When you purchase a “new” vehicle, the warranty from the dealership is only active upon completion of the purchase as stipulated under the policy (which any consumer should look over). However, recently BMW of North America has come under fire for dealerships selling “new” BMWs to customers that do not and lead to a massive lawsuit.

Buyers of over 104,000 dealership demo vehicles received a hefty settlement after a class-action lawsuit against BMW of North America.  According to the federal court, “new” vehicles bought between September 28, 2006 and October 6, 2014 had their warranties made active when they were sold to the dealerships as opposed to the customers leading purchasers to feel cheated. The matter was settled via mediation and BMW has opted to extend the length of its Ultimate Warranty on those vehicles for at least three months. BMW has also agreed to reimburse purchasers whose warranties had expired for out-of-pocket repair costs that would otherwise have been covered under the policy. The way this works is that BMW applies the reimbursements within three months of a warranty’s expiration. However, even in the settlement, BMW did not admit any wrongdoing.

U.S. District Judge Claire Cecchi in Newark, N.J., who approved the agreement, said the settlement “represents a fair, reasonable, and adequate result” for the purchasers.

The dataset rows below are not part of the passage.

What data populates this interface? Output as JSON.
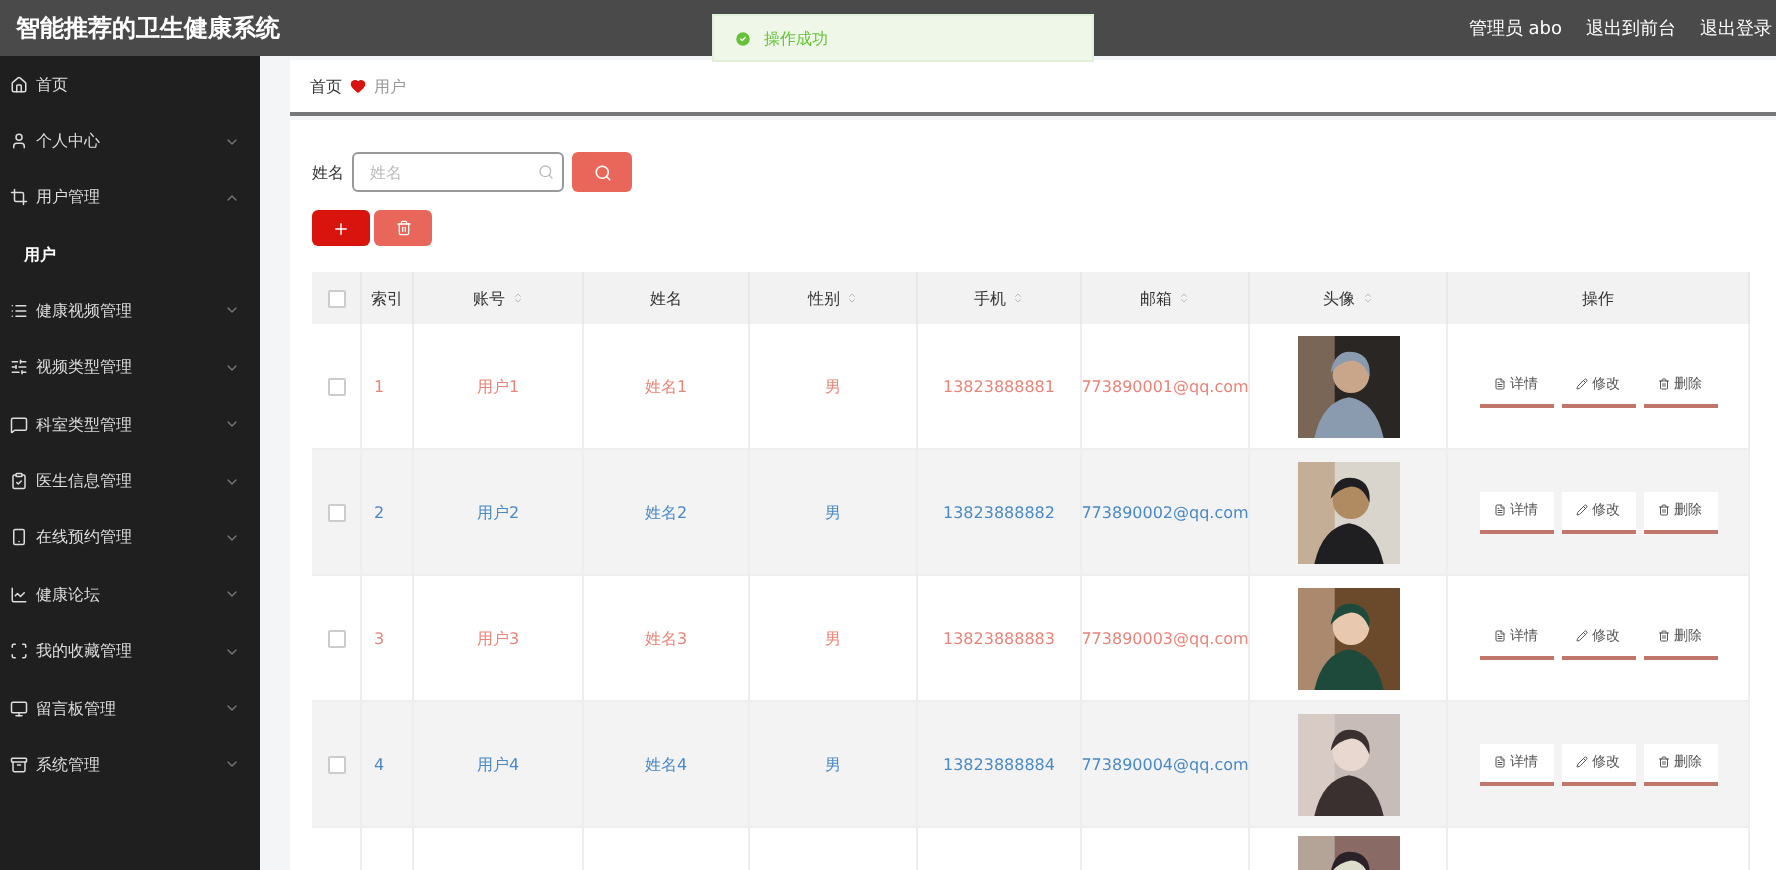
{
  "header": {
    "title": "智能推荐的卫生健康系统",
    "user": "管理员 abo",
    "links": [
      "退出到前台",
      "退出登录"
    ]
  },
  "toast": {
    "message": "操作成功"
  },
  "sidebar": {
    "items": [
      {
        "label": "首页",
        "kind": "link"
      },
      {
        "label": "个人中心",
        "kind": "menu",
        "expanded": false
      },
      {
        "label": "用户管理",
        "kind": "menu",
        "expanded": true,
        "children": [
          {
            "label": "用户",
            "selected": true
          }
        ]
      },
      {
        "label": "健康视频管理",
        "kind": "menu",
        "expanded": false
      },
      {
        "label": "视频类型管理",
        "kind": "menu",
        "expanded": false
      },
      {
        "label": "科室类型管理",
        "kind": "menu",
        "expanded": false
      },
      {
        "label": "医生信息管理",
        "kind": "menu",
        "expanded": false
      },
      {
        "label": "在线预约管理",
        "kind": "menu",
        "expanded": false
      },
      {
        "label": "健康论坛",
        "kind": "menu",
        "expanded": false
      },
      {
        "label": "我的收藏管理",
        "kind": "menu",
        "expanded": false
      },
      {
        "label": "留言板管理",
        "kind": "menu",
        "expanded": false
      },
      {
        "label": "系统管理",
        "kind": "menu",
        "expanded": false
      }
    ]
  },
  "breadcrumb": [
    "首页",
    "用户"
  ],
  "search": {
    "label": "姓名",
    "placeholder": "姓名"
  },
  "table": {
    "columns": [
      {
        "kind": "checkbox",
        "checked": false
      },
      {
        "kind": "text",
        "label": "索引",
        "sortable": false
      },
      {
        "kind": "text",
        "label": "账号",
        "sortable": true
      },
      {
        "kind": "text",
        "label": "姓名",
        "sortable": false
      },
      {
        "kind": "text",
        "label": "性别",
        "sortable": true
      },
      {
        "kind": "text",
        "label": "手机",
        "sortable": true
      },
      {
        "kind": "text",
        "label": "邮箱",
        "sortable": true
      },
      {
        "kind": "text",
        "label": "头像",
        "sortable": true
      },
      {
        "kind": "text",
        "label": "操作",
        "sortable": false
      }
    ],
    "rows": [
      {
        "kind": "full",
        "checked": false,
        "color": "#e8857a",
        "index": "1",
        "account": "用户1",
        "name": "姓名1",
        "gender": "男",
        "phone": "13823888881",
        "email": "773890001@qq.com",
        "actions": [
          "详情",
          "修改",
          "删除"
        ]
      },
      {
        "kind": "full",
        "checked": false,
        "color": "#4a8ac4",
        "index": "2",
        "account": "用户2",
        "name": "姓名2",
        "gender": "男",
        "phone": "13823888882",
        "email": "773890002@qq.com",
        "actions": [
          "详情",
          "修改",
          "删除"
        ]
      },
      {
        "kind": "full",
        "checked": false,
        "color": "#e8857a",
        "index": "3",
        "account": "用户3",
        "name": "姓名3",
        "gender": "男",
        "phone": "13823888883",
        "email": "773890003@qq.com",
        "actions": [
          "详情",
          "修改",
          "删除"
        ]
      },
      {
        "kind": "full",
        "checked": false,
        "color": "#4a8ac4",
        "index": "4",
        "account": "用户4",
        "name": "姓名4",
        "gender": "男",
        "phone": "13823888884",
        "email": "773890004@qq.com",
        "actions": [
          "详情",
          "修改",
          "删除"
        ]
      },
      {
        "kind": "cut"
      }
    ]
  }
}
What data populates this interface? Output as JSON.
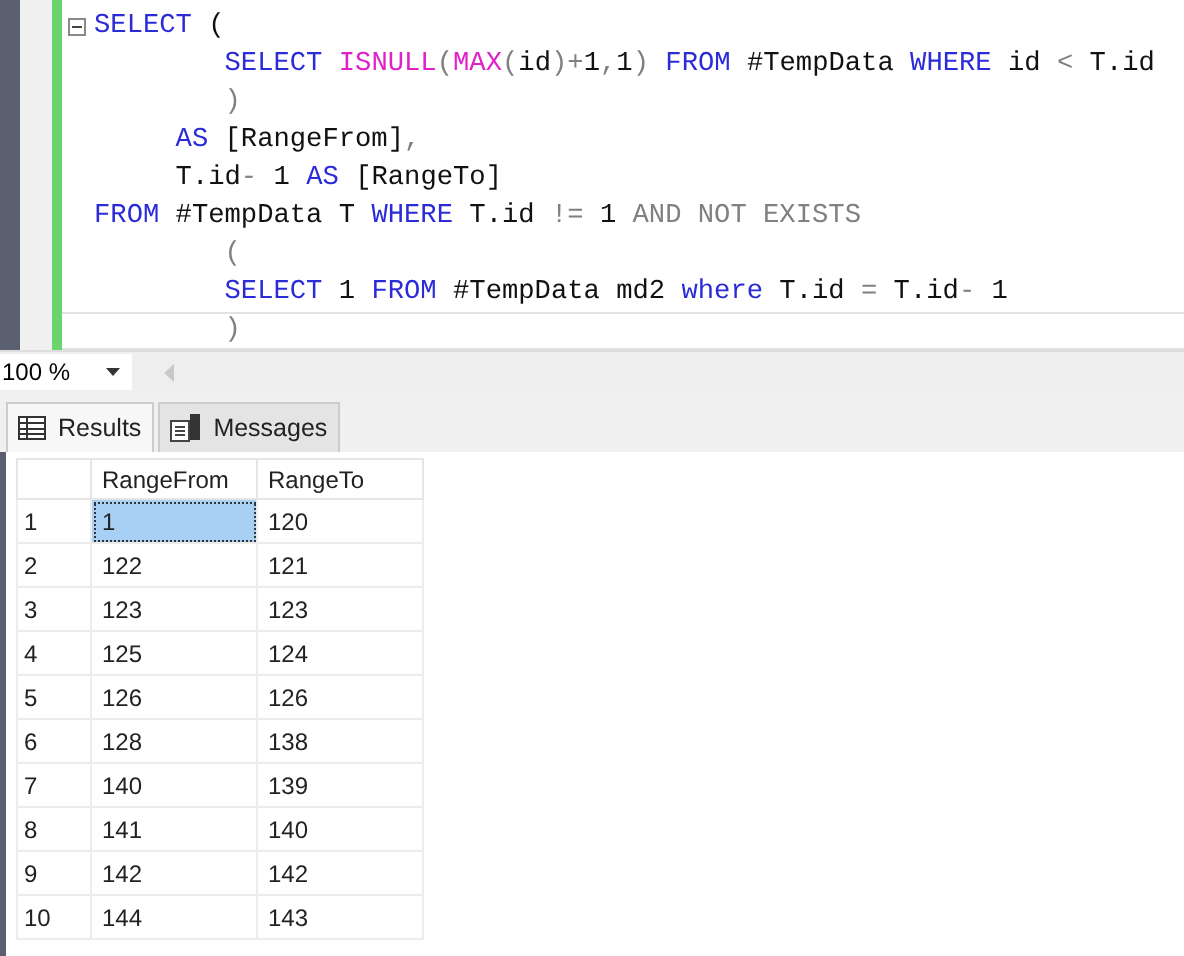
{
  "editor": {
    "lines": [
      {
        "collapsible": true,
        "tokens": [
          {
            "kind": "kw",
            "text": "SELECT"
          },
          {
            "kind": "txt",
            "text": " ("
          }
        ]
      },
      {
        "collapsible": false,
        "tokens": [
          {
            "kind": "kw",
            "text": "        SELECT "
          },
          {
            "kind": "fn",
            "text": "ISNULL"
          },
          {
            "kind": "op",
            "text": "("
          },
          {
            "kind": "fn",
            "text": "MAX"
          },
          {
            "kind": "op",
            "text": "("
          },
          {
            "kind": "txt",
            "text": "id"
          },
          {
            "kind": "op",
            "text": ")+"
          },
          {
            "kind": "txt",
            "text": "1"
          },
          {
            "kind": "op",
            "text": ","
          },
          {
            "kind": "txt",
            "text": "1"
          },
          {
            "kind": "op",
            "text": ") "
          },
          {
            "kind": "kw",
            "text": "FROM"
          },
          {
            "kind": "txt",
            "text": " #TempData "
          },
          {
            "kind": "kw",
            "text": "WHERE"
          },
          {
            "kind": "txt",
            "text": " id "
          },
          {
            "kind": "op",
            "text": "<"
          },
          {
            "kind": "txt",
            "text": " T.id"
          }
        ]
      },
      {
        "collapsible": false,
        "tokens": [
          {
            "kind": "op",
            "text": "        )"
          }
        ]
      },
      {
        "collapsible": false,
        "tokens": [
          {
            "kind": "kw",
            "text": "     AS"
          },
          {
            "kind": "txt",
            "text": " [RangeFrom]"
          },
          {
            "kind": "op",
            "text": ","
          }
        ]
      },
      {
        "collapsible": false,
        "tokens": [
          {
            "kind": "txt",
            "text": "     T.id"
          },
          {
            "kind": "op",
            "text": "-"
          },
          {
            "kind": "txt",
            "text": " 1 "
          },
          {
            "kind": "kw",
            "text": "AS"
          },
          {
            "kind": "txt",
            "text": " [RangeTo]"
          }
        ]
      },
      {
        "collapsible": false,
        "tokens": [
          {
            "kind": "kw",
            "text": "FROM"
          },
          {
            "kind": "txt",
            "text": " #TempData T "
          },
          {
            "kind": "kw",
            "text": "WHERE"
          },
          {
            "kind": "txt",
            "text": " T.id "
          },
          {
            "kind": "op",
            "text": "!="
          },
          {
            "kind": "txt",
            "text": " 1 "
          },
          {
            "kind": "op",
            "text": "AND NOT EXISTS"
          }
        ]
      },
      {
        "collapsible": false,
        "tokens": [
          {
            "kind": "op",
            "text": "        ("
          }
        ]
      },
      {
        "collapsible": false,
        "tokens": [
          {
            "kind": "kw",
            "text": "        SELECT"
          },
          {
            "kind": "txt",
            "text": " 1 "
          },
          {
            "kind": "kw",
            "text": "FROM"
          },
          {
            "kind": "txt",
            "text": " #TempData md2 "
          },
          {
            "kind": "kw",
            "text": "where"
          },
          {
            "kind": "txt",
            "text": " T.id "
          },
          {
            "kind": "op",
            "text": "="
          },
          {
            "kind": "txt",
            "text": " T.id"
          },
          {
            "kind": "op",
            "text": "-"
          },
          {
            "kind": "txt",
            "text": " 1"
          }
        ]
      },
      {
        "collapsible": false,
        "tokens": [
          {
            "kind": "op",
            "text": "        )"
          }
        ]
      }
    ]
  },
  "zoom": {
    "value": "100 %"
  },
  "tabs": [
    {
      "label": "Results",
      "selected": true
    },
    {
      "label": "Messages",
      "selected": false
    }
  ],
  "grid": {
    "columns": [
      "RangeFrom",
      "RangeTo"
    ],
    "rows": [
      {
        "number": "1",
        "cells": [
          {
            "text": "1",
            "selected": true
          },
          {
            "text": "120",
            "selected": false
          }
        ]
      },
      {
        "number": "2",
        "cells": [
          {
            "text": "122",
            "selected": false
          },
          {
            "text": "121",
            "selected": false
          }
        ]
      },
      {
        "number": "3",
        "cells": [
          {
            "text": "123",
            "selected": false
          },
          {
            "text": "123",
            "selected": false
          }
        ]
      },
      {
        "number": "4",
        "cells": [
          {
            "text": "125",
            "selected": false
          },
          {
            "text": "124",
            "selected": false
          }
        ]
      },
      {
        "number": "5",
        "cells": [
          {
            "text": "126",
            "selected": false
          },
          {
            "text": "126",
            "selected": false
          }
        ]
      },
      {
        "number": "6",
        "cells": [
          {
            "text": "128",
            "selected": false
          },
          {
            "text": "138",
            "selected": false
          }
        ]
      },
      {
        "number": "7",
        "cells": [
          {
            "text": "140",
            "selected": false
          },
          {
            "text": "139",
            "selected": false
          }
        ]
      },
      {
        "number": "8",
        "cells": [
          {
            "text": "141",
            "selected": false
          },
          {
            "text": "140",
            "selected": false
          }
        ]
      },
      {
        "number": "9",
        "cells": [
          {
            "text": "142",
            "selected": false
          },
          {
            "text": "142",
            "selected": false
          }
        ]
      },
      {
        "number": "10",
        "cells": [
          {
            "text": "144",
            "selected": false
          },
          {
            "text": "143",
            "selected": false
          }
        ]
      }
    ]
  }
}
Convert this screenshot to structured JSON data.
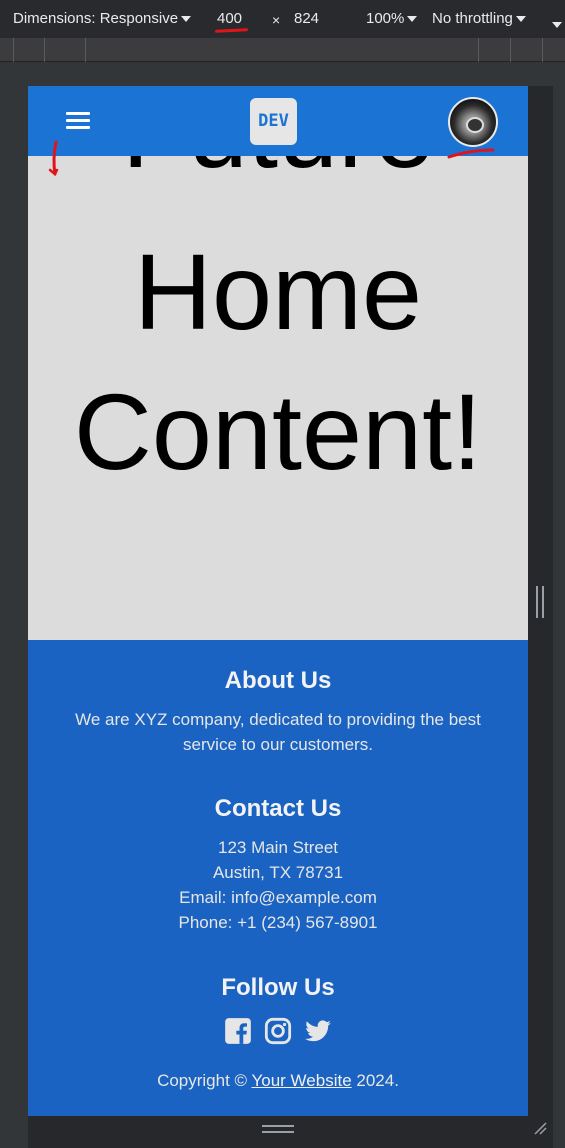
{
  "devtools": {
    "dimensions_label": "Dimensions: Responsive",
    "width": "400",
    "times": "×",
    "height": "824",
    "zoom": "100%",
    "throttling": "No throttling"
  },
  "navbar": {
    "logo_text": "DEV",
    "menu_icon": "hamburger-menu-icon",
    "avatar_icon": "user-avatar"
  },
  "hero": {
    "line1": "Future",
    "line2": "Home",
    "line3": "Content!"
  },
  "footer": {
    "about_title": "About Us",
    "about_text": "We are XYZ company, dedicated to providing the best service to our customers.",
    "contact_title": "Contact Us",
    "address_line1": "123 Main Street",
    "address_line2": "Austin, TX 78731",
    "email": "Email: info@example.com",
    "phone": "Phone: +1 (234) 567-8901",
    "follow_title": "Follow Us",
    "social_icons": [
      "facebook-icon",
      "instagram-icon",
      "twitter-icon"
    ],
    "copyright_prefix": "Copyright © ",
    "copyright_link": "Your Website",
    "copyright_suffix": " 2024."
  },
  "colors": {
    "navbar": "#1b74d3",
    "footer": "#1b63c2",
    "hero_bg": "#dcdcdc",
    "annotation": "#e0141b"
  }
}
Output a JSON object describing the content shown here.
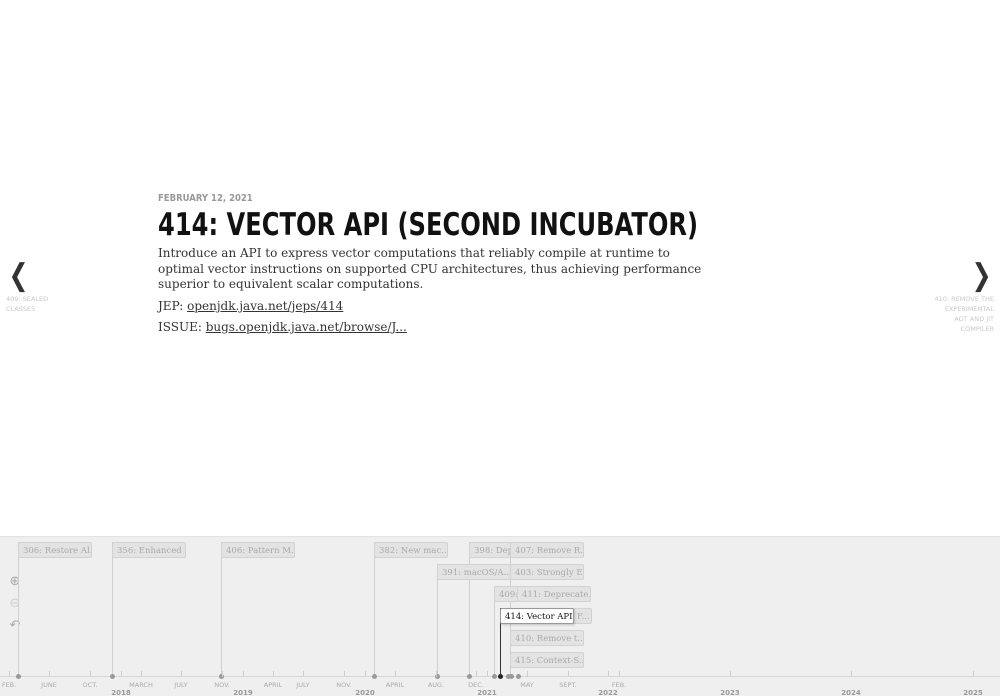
{
  "slide": {
    "date": "FEBRUARY 12, 2021",
    "headline": "414: VECTOR API (SECOND INCUBATOR)",
    "description": "Introduce an API to express vector computations that reliably compile at runtime to optimal vector instructions on supported CPU architectures, thus achieving performance superior to equivalent scalar computations.",
    "jep_label": "JEP:",
    "jep_link": "openjdk.java.net/jeps/414",
    "issue_label": "ISSUE:",
    "issue_link": "bugs.openjdk.java.net/browse/J..."
  },
  "nav": {
    "prev_arrow": "❮",
    "prev_label": "409: SEALED CLASSES",
    "next_arrow": "❯",
    "next_label": "410: REMOVE THE EXPERIMENTAL AOT AND JIT COMPILER"
  },
  "timeline": {
    "zoom_in_icon": "⊕",
    "zoom_out_icon": "⊖",
    "back_icon": "↶",
    "markers": [
      "306: Restore Al...",
      "356: Enhanced ...",
      "406: Pattern M...",
      "382: New mac...",
      "398: Depr",
      "407: Remove R...",
      "391: macOS/A...",
      "403: Strongly E...",
      "409:",
      "411: Deprecate...",
      "414: Vector API...",
      "F...",
      "410: Remove t...",
      "415: Context-S..."
    ],
    "month_labels": [
      "FEB.",
      "JUNE",
      "OCT.",
      "MARCH",
      "JULY",
      "NOV.",
      "APRIL",
      "JULY",
      "NOV.",
      "APRIL",
      "AUG.",
      "DEC.",
      "MAY",
      "SEPT.",
      "FEB."
    ],
    "year_labels": [
      "2018",
      "2019",
      "2020",
      "2021",
      "2022",
      "2023",
      "2024",
      "2025"
    ]
  }
}
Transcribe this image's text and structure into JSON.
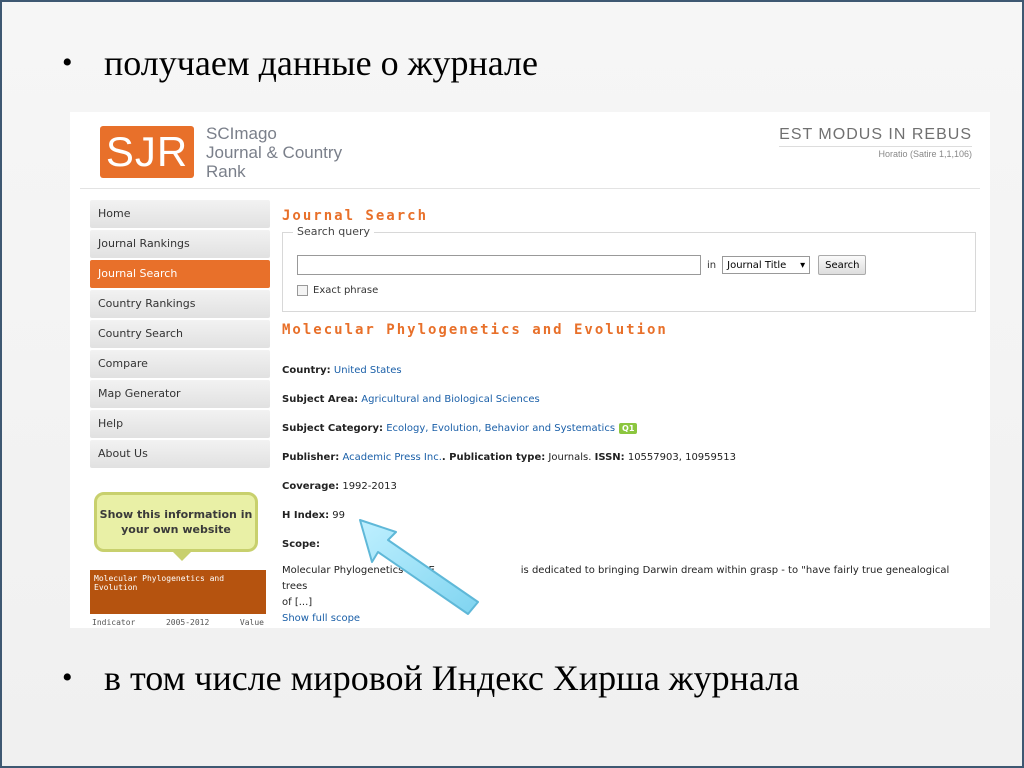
{
  "slide": {
    "bullet1": "получаем данные о журнале",
    "bullet2": "в том числе мировой Индекс Хирша журнала",
    "bullet_glyph": "•"
  },
  "site": {
    "logo": "SJR",
    "logo_line1": "SCImago",
    "logo_line2": "Journal & Country",
    "logo_line3": "Rank",
    "motto": "EST MODUS IN REBUS",
    "motto_sub": "Horatio (Satire 1,1,106)",
    "brand_color": "#e8702a"
  },
  "nav": {
    "items": [
      "Home",
      "Journal Rankings",
      "Journal Search",
      "Country Rankings",
      "Country Search",
      "Compare",
      "Map Generator",
      "Help",
      "About Us"
    ],
    "active": "Journal Search",
    "callout": "Show this information in your own website"
  },
  "widget": {
    "title": "Molecular Phylogenetics and Evolution",
    "col1": "Indicator",
    "col2": "2005-2012",
    "col3": "Value"
  },
  "search": {
    "section_title": "Journal Search",
    "legend": "Search query",
    "input_value": "",
    "in_label": "in",
    "select_value": "Journal Title",
    "button": "Search",
    "exact_phrase": "Exact phrase"
  },
  "journal": {
    "title": "Molecular Phylogenetics and Evolution",
    "country_label": "Country:",
    "country": "United States",
    "subject_area_label": "Subject Area:",
    "subject_area": "Agricultural and Biological Sciences",
    "subject_category_label": "Subject Category:",
    "subject_category": "Ecology, Evolution, Behavior and Systematics",
    "quartile": "Q1",
    "publisher_label": "Publisher:",
    "publisher": "Academic Press Inc.",
    "pubtype_label": ". Publication type:",
    "pubtype": "Journals.",
    "issn_label": "ISSN:",
    "issn": "10557903, 10959513",
    "coverage_label": "Coverage:",
    "coverage": "1992-2013",
    "hindex_label": "H Index:",
    "hindex": "99",
    "scope_label": "Scope:",
    "scope_start": "Molecular Phylogenetics and E",
    "scope_end": "is dedicated to bringing Darwin dream within grasp - to \"have fairly true genealogical trees",
    "scope_more": "of [...]",
    "show_full_scope": "Show full scope"
  }
}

It should however be noted that the agreement does not apply to leased vehicles.

How the BMW Warranty Lawsuit Started

This case began in September 2012 when it was filed by Sanjay Saini. Saini had purchased a 2011 BMW 335d from a dealership in Sterling, Va. The order was identified as a “new” vehicle; however, he learned later it had less than the promised four years of Ultimate Warranty coverage, according to the complaint that was filed. The eventual lawsuit sought damages for violation of New Jersey consumer protection law (which is often used to evoke “Lemon Laws”) and breach of contract. The suit claimed that BMW “maintained a corporate policy of failing to provide warranty coverage for demonstration vehicles sold by BMW dealers as ‘new,’ thereby depriving class members of valuable warranty coverage,” according to Cecchi’s decision.

In the ruling, Cecchi said the agreement “provides substantial relief to the class members,” however she didn’t put a precise price tag on the value of the settlement. The settlement ended up being calculated based on multiplication of the number of eligible vehicles which was aggregated to the class members of extended warranty coverage. The total coverage BMW was responsible for equaled between $12.2 million and $12.8 million, excluding reimbursement of out-of-pocket expenses for any class members who were denied warranty coverage. According to the plaintiff’s expert witness, an  estimated retail cost of comparable aftermarket extended warranty coverage for three months was between  $263.43 to $316.80 for each class member. BMW also agreed to a reward of $600,000 to the plaintiff’s attorney fees & litigation cost by way Judge Cecchi’s decision.

So far no BMW spokesman has made an comment regarding this decision and neither has the Plaintiff’s lead lawyer.

Sue Rogers has been working and writing for automotive industry for seven plus years and is excited to share her knowledge and experience with you.